The food and drink industry is constantly evolving, with new trends emerging every year. From plant-based meats and dairy alternatives, to functional ingredients and fermented foods, these trends are driving innovation in the industry and changing the way we think about food.

In this article, trainee patent attorney Victoria Seville explores the role of patents in the food and drink industry, and how they are being used to protect modern food and drink trends.

Products with naturally derived ingredients

Patenting natural products is a complex topic and can present significant challenges due to the fact that the discovery of things already in existence is not patentable.

Additionally, for a natural product to be patentable it must, like any other invention, be novel. Which raises the question – if a natural product by definition must have already existed in nature, how can it be novel?

The patentability of naturally derived products is determined by several factors, including whether the substance has been isolated and purified, whether it has a new and non-obvious use, and whether it is in a naturally occurring form. A natural ingredient may already be known but may become patentable by virtue of the manner or form in which it is used.

One example of a naturally derived ingredient is CBD, or cannabidiol. CBD is a non-psychoactive compound found in the cannabis plant that has gained popularity in recent years for its potential health benefits. With the rise of CBD as a food and drink ingredient, more CBD infused products are being created, like for example chocolates, gummies, and even alcoholic and non-alcoholic beverages. As the market for CBD food and drink products continues to grow, companies are looking for ways to protect their products and processes.

The cannabis plant occurs naturally, and as such it would not be possible to patent the plant itself, nor the chemical compounds found naturally in the plant. However, it is possible to patent methods of extracting or utilising compounds from the plant, making synthetic versions of those compounds or making other chemicals derived from those natural compounds.

The same principle could be applied to protecting other products with naturally derived ingredients, such as for example collagen- or protein-containing food and drink products.

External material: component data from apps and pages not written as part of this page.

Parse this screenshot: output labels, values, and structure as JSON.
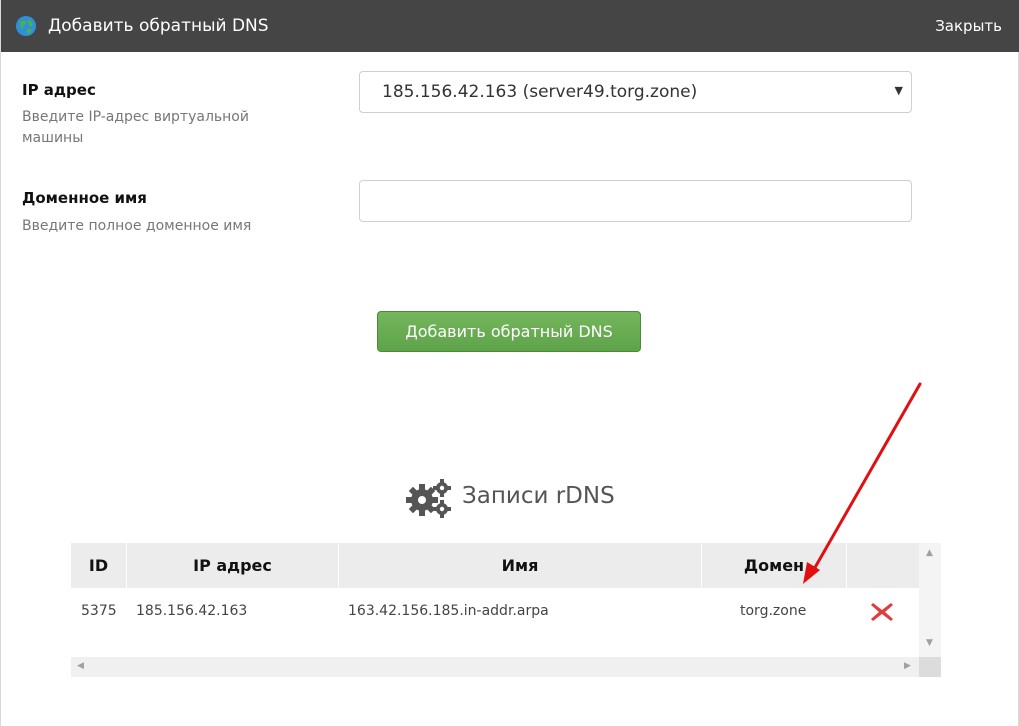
{
  "dialog": {
    "title": "Добавить обратный DNS",
    "close_label": "Закрыть"
  },
  "form": {
    "ip": {
      "label": "IP адрес",
      "hint": "Введите IP-адрес виртуальной машины",
      "selected_value": "185.156.42.163 (server49.torg.zone)"
    },
    "domain": {
      "label": "Доменное имя",
      "hint": "Введите полное доменное имя",
      "value": ""
    },
    "submit_label": "Добавить обратный DNS"
  },
  "records": {
    "title": "Записи rDNS",
    "columns": [
      "ID",
      "IP адрес",
      "Имя",
      "Домен",
      ""
    ],
    "rows": [
      {
        "id": "5375",
        "ip": "185.156.42.163",
        "name": "163.42.156.185.in-addr.arpa",
        "domain": "torg.zone"
      }
    ]
  },
  "colors": {
    "titlebar": "#454545",
    "button_green": "#5ea34a",
    "delete_red": "#e23b3b",
    "annotation_arrow": "#e01010"
  },
  "icons": [
    "globe-icon",
    "gears-icon",
    "delete-icon",
    "chevron-down-icon"
  ]
}
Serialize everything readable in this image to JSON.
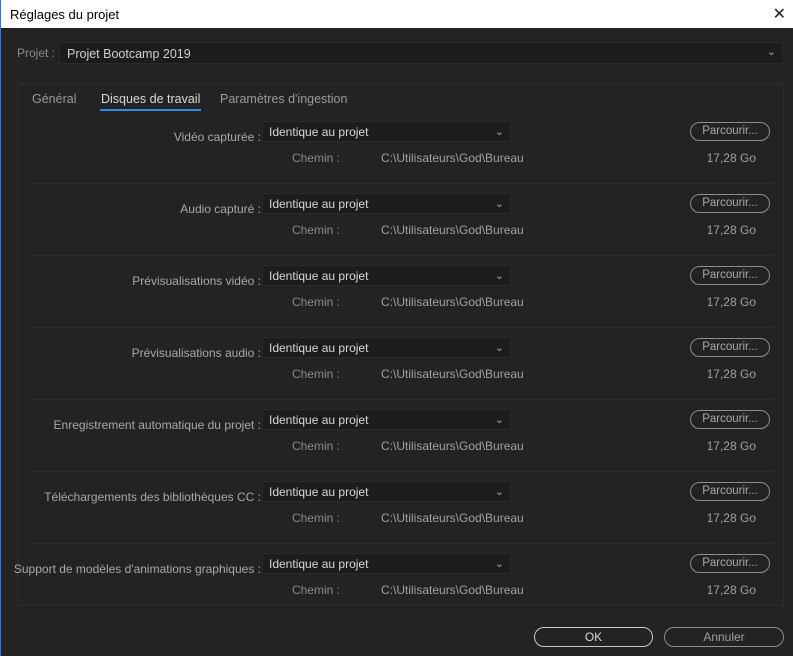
{
  "window": {
    "title": "Réglages du projet",
    "close": "✕"
  },
  "project": {
    "label": "Projet :",
    "value": "Projet Bootcamp 2019"
  },
  "tabs": [
    {
      "label": "Général"
    },
    {
      "label": "Disques de travail"
    },
    {
      "label": "Paramètres d'ingestion"
    }
  ],
  "active_tab": "Disques de travail",
  "rows": [
    {
      "label": "Vidéo capturée :",
      "value": "Identique au projet",
      "browse": "Parcourir...",
      "path_label": "Chemin :",
      "path": "C:\\Utilisateurs\\God\\Bureau",
      "size": "17,28 Go"
    },
    {
      "label": "Audio capturé :",
      "value": "Identique au projet",
      "browse": "Parcourir...",
      "path_label": "Chemin :",
      "path": "C:\\Utilisateurs\\God\\Bureau",
      "size": "17,28 Go"
    },
    {
      "label": "Prévisualisations vidéo :",
      "value": "Identique au projet",
      "browse": "Parcourir...",
      "path_label": "Chemin :",
      "path": "C:\\Utilisateurs\\God\\Bureau",
      "size": "17,28 Go"
    },
    {
      "label": "Prévisualisations audio :",
      "value": "Identique au projet",
      "browse": "Parcourir...",
      "path_label": "Chemin :",
      "path": "C:\\Utilisateurs\\God\\Bureau",
      "size": "17,28 Go"
    },
    {
      "label": "Enregistrement automatique du projet :",
      "value": "Identique au projet",
      "browse": "Parcourir...",
      "path_label": "Chemin :",
      "path": "C:\\Utilisateurs\\God\\Bureau",
      "size": "17,28 Go"
    },
    {
      "label": "Téléchargements des bibliothèques CC :",
      "value": "Identique au projet",
      "browse": "Parcourir...",
      "path_label": "Chemin :",
      "path": "C:\\Utilisateurs\\God\\Bureau",
      "size": "17,28 Go"
    },
    {
      "label": "Support de modèles d'animations graphiques :",
      "value": "Identique au projet",
      "browse": "Parcourir...",
      "path_label": "Chemin :",
      "path": "C:\\Utilisateurs\\God\\Bureau",
      "size": "17,28 Go"
    }
  ],
  "buttons": {
    "ok": "OK",
    "cancel": "Annuler"
  },
  "colors": {
    "accent": "#2d8ceb",
    "background": "#232323"
  }
}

‘Free-from’ foods

The development of innovative solutions to replace animal products, such as meat, seafood, eggs, and dairy, with alternative proteins has been a major trend in the last decade. However, this trend also presents its own issues when it comes to obtaining patent protection.

Typically, product claims to ‘free-from’ formulations have been rejected with Examiners asserting that the claims merely recite “products that use or eliminate common ingredients”. Claims for products comprising novel ingredients are easier to obtain, but those based merely on combinations of known food ingredients are very difficult to obtain product patents for.

For example, meat substitutes, which mimic the taste and texture of traditional meat, are typically made from a variety of plant-based ingredients such as soy, pea protein, and mushrooms.

Given the long history of plant-based meat alternatives, proving novelty and uniqueness is often one of the key challenges, and few companies have managed to obtain patent claims to a substitute meat product per se.

Despite these challenges, obtaining patents for meat substitute products and processes is possible. Companies have successfully obtained protection for compositions comprising plant or microbial proteins having structures, textures or other properties comparable to those of animal products. Patents have also been granted for innovations in technology, processes and machinery for manufacturing the product itself.

The vegan movement shows no sign of slowing down, so as meat and dairy substitutes continue to move into the mainstream, protecting market position will be critical for companies developing ‘free-from’ products.


By protecting innovations involved in modern food and beverage trends, patent holders stand themselves in great stead for the years to come. However, in order to be successful, patentees must carefully navigate the patenting process and demonstrate that their products and processes are truly novel and non-obvious.

Barker Brettell has a dedicated food and drink sector group. If you would like to discuss options for protecting your invention, please contact the author or contact your usual attorney.